Problem details> Say how many lines in the records contain the string "description". Nothing but the number should be given.

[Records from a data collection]
Segment Open
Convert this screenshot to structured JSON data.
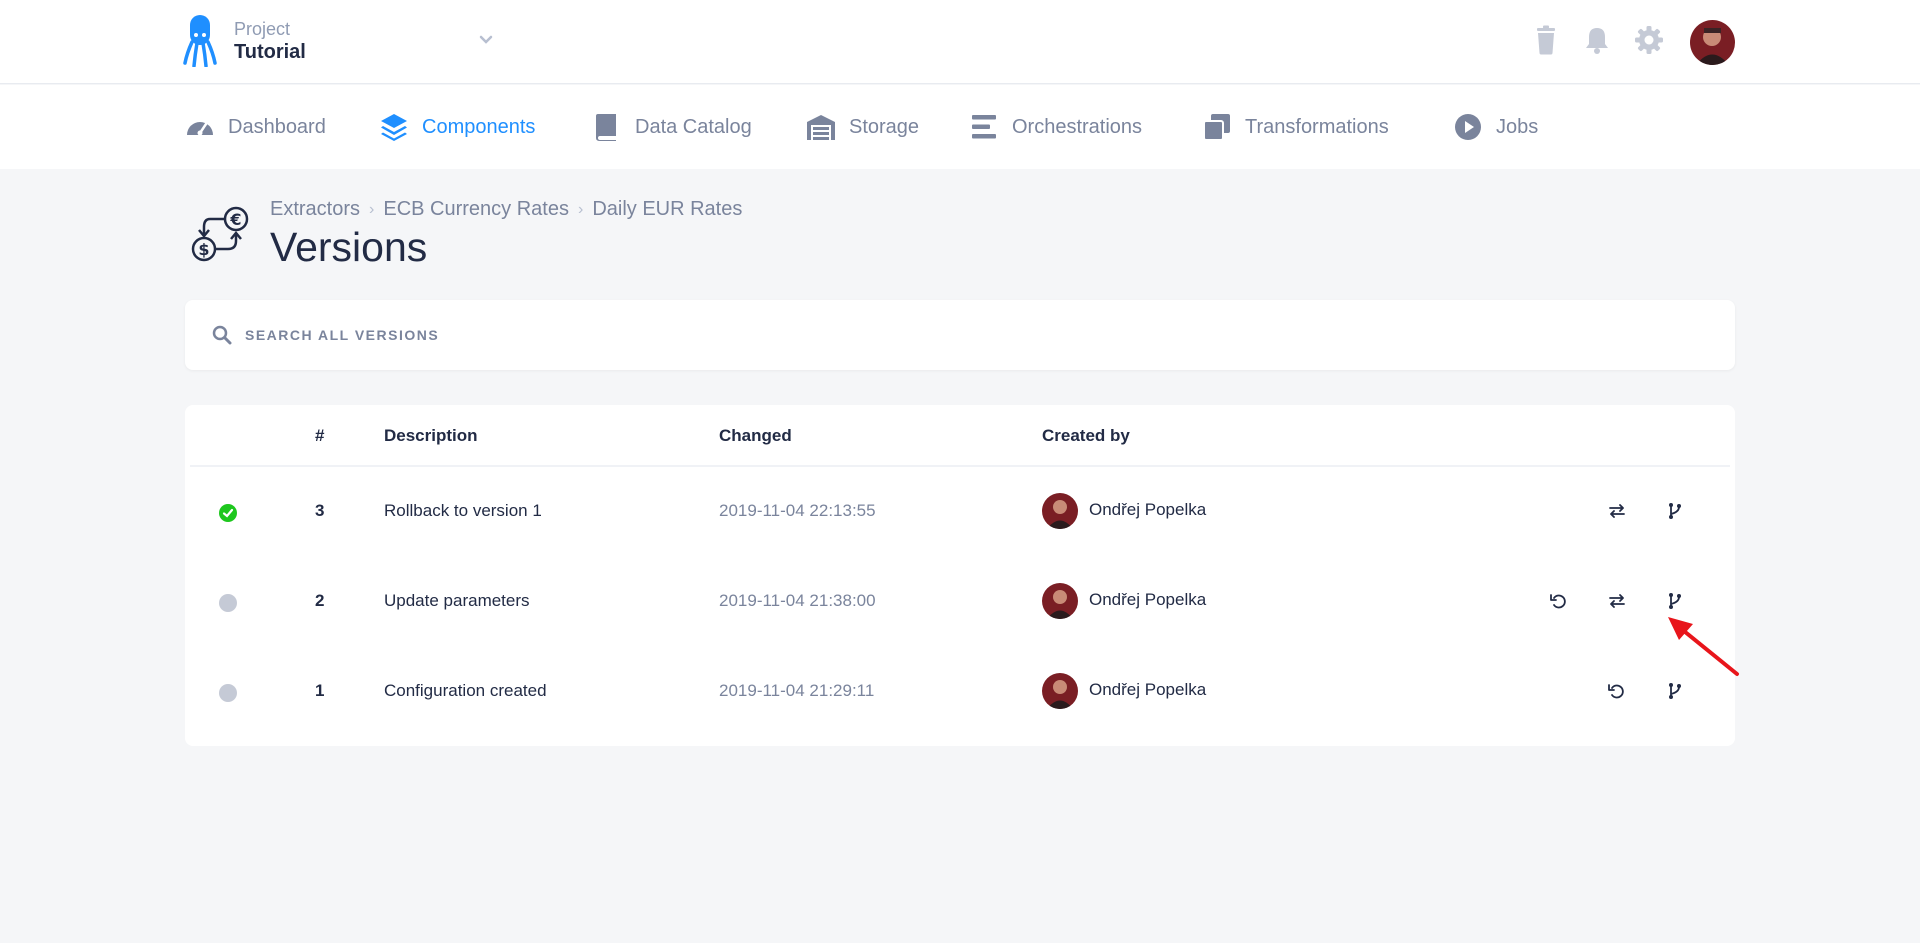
{
  "project": {
    "label": "Project",
    "name": "Tutorial"
  },
  "nav": {
    "dashboard": "Dashboard",
    "components": "Components",
    "data_catalog": "Data Catalog",
    "storage": "Storage",
    "orchestrations": "Orchestrations",
    "transformations": "Transformations",
    "jobs": "Jobs"
  },
  "breadcrumb": [
    "Extractors",
    "ECB Currency Rates",
    "Daily EUR Rates"
  ],
  "page_title": "Versions",
  "search": {
    "placeholder": "SEARCH ALL VERSIONS"
  },
  "table": {
    "headers": {
      "number": "#",
      "description": "Description",
      "changed": "Changed",
      "created_by": "Created by"
    },
    "rows": [
      {
        "number": "3",
        "description": "Rollback to version 1",
        "changed": "2019-11-04 22:13:55",
        "created_by": "Ondřej Popelka",
        "status": "active",
        "actions": [
          "compare",
          "fork"
        ]
      },
      {
        "number": "2",
        "description": "Update parameters",
        "changed": "2019-11-04 21:38:00",
        "created_by": "Ondřej Popelka",
        "status": "inactive",
        "actions": [
          "rollback",
          "compare",
          "fork"
        ]
      },
      {
        "number": "1",
        "description": "Configuration created",
        "changed": "2019-11-04 21:29:11",
        "created_by": "Ondřej Popelka",
        "status": "inactive",
        "actions": [
          "rollback",
          "fork"
        ]
      }
    ]
  },
  "colors": {
    "accent": "#1f8fff",
    "active_status": "#1ec71e",
    "inactive_status": "#c5cad6",
    "annotation_arrow": "#e8151b"
  }
}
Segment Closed
Solution to the problem> 4